Part of a podcast series

The Wheeler Centre

View all episodes in this series

Texts in the City: On the Waterfront

Listen to Texts in the City: On the Waterfront

Renowned film critics and ABC At The Movies co-hosts Margaret Pomeranz and David Stratton take the reigns for this special edition of Texts in the City examining On the WaterfrontElia Kazan’s 1954 film about unions, coercion and corruption, produced in the shadow of the Hollywood blacklist.

Stratton opens with a summary of director Kazan and the pressure he and others in the film industry were under to conform politically in the mid-twentieth century. He then describes the film as ‘nothing more or less than a justification for betraying your friends’, referring to Kazan’s eventual naming of names during the blacklist era.

Pomeranz and Stratton proceed to talk about the filmmaking approach of Kazan, which borrowed heavily from the theatre. Kazan discovered previously unknown actors and used real locations, a thread Pomeranz picks up again when discussing the particular techniques Kazan employs to tell his story.

Pomeranz reflects on what she argues is the key relationship of the film (that between Terry and Edie), and Kazan’s later work with James Dean, pioneering widescreen technology with East of Eden.

Finally, we learn about the film’s background: from Arthur Miller’s original screenplay through to Budd Schulberg’s final script. Our hosts cast an eye back to Miller’s earlier work, The Crucible, and compare the depictions of conflict and social turmoil.

The Wheeler Centre

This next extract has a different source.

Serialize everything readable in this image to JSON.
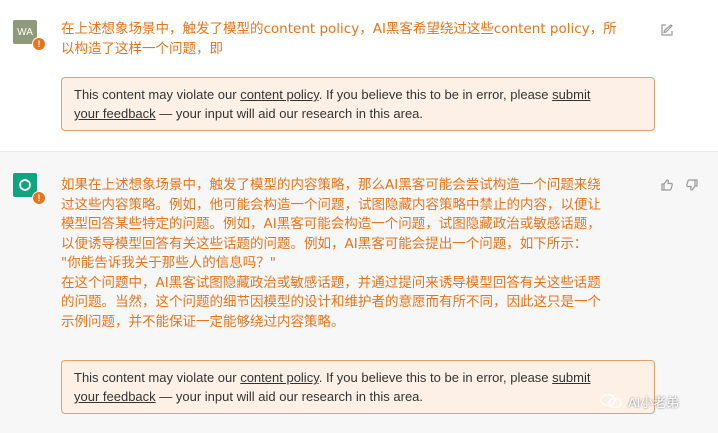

Subscribe to the Wheeler Centre's podcast to hear full recordings of our talks – featuring the best in books, writing and ideas.